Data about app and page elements
--------------------------------

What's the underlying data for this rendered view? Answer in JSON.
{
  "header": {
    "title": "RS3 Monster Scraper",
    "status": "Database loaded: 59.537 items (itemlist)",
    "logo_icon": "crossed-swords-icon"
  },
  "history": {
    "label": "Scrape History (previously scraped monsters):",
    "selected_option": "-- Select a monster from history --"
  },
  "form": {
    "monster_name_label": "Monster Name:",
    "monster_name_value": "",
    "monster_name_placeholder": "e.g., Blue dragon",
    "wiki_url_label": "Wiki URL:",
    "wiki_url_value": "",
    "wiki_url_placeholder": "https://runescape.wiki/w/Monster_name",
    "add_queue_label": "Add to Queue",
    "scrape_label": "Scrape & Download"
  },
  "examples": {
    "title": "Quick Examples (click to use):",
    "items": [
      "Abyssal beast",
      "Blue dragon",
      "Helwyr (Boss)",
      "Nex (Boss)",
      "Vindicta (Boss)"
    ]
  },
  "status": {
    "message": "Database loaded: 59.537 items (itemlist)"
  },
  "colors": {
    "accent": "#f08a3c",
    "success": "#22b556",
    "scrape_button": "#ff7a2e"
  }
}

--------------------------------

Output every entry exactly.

What's the underlying data for this rendered view? Answer in JSON.
{
  "header": {
    "title": "RS3 Monster Scraper",
    "status": "Database loaded: 59.537 items (itemlist)",
    "logo_icon": "crossed-swords-icon"
  },
  "history": {
    "label": "Scrape History (previously scraped monsters):",
    "selected_option": "-- Select a monster from history --"
  },
  "form": {
    "monster_name_label": "Monster Name:",
    "monster_name_value": "",
    "monster_name_placeholder": "e.g., Blue dragon",
    "wiki_url_label": "Wiki URL:",
    "wiki_url_value": "",
    "wiki_url_placeholder": "https://runescape.wiki/w/Monster_name",
    "add_queue_label": "Add to Queue",
    "scrape_label": "Scrape & Download"
  },
  "examples": {
    "title": "Quick Examples (click to use):",
    "items": [
      "Abyssal beast",
      "Blue dragon",
      "Helwyr (Boss)",
      "Nex (Boss)",
      "Vindicta (Boss)"
    ]
  },
  "status": {
    "message": "Database loaded: 59.537 items (itemlist)"
  },
  "colors": {
    "accent": "#f08a3c",
    "success": "#22b556",
    "scrape_button": "#ff7a2e"
  }
}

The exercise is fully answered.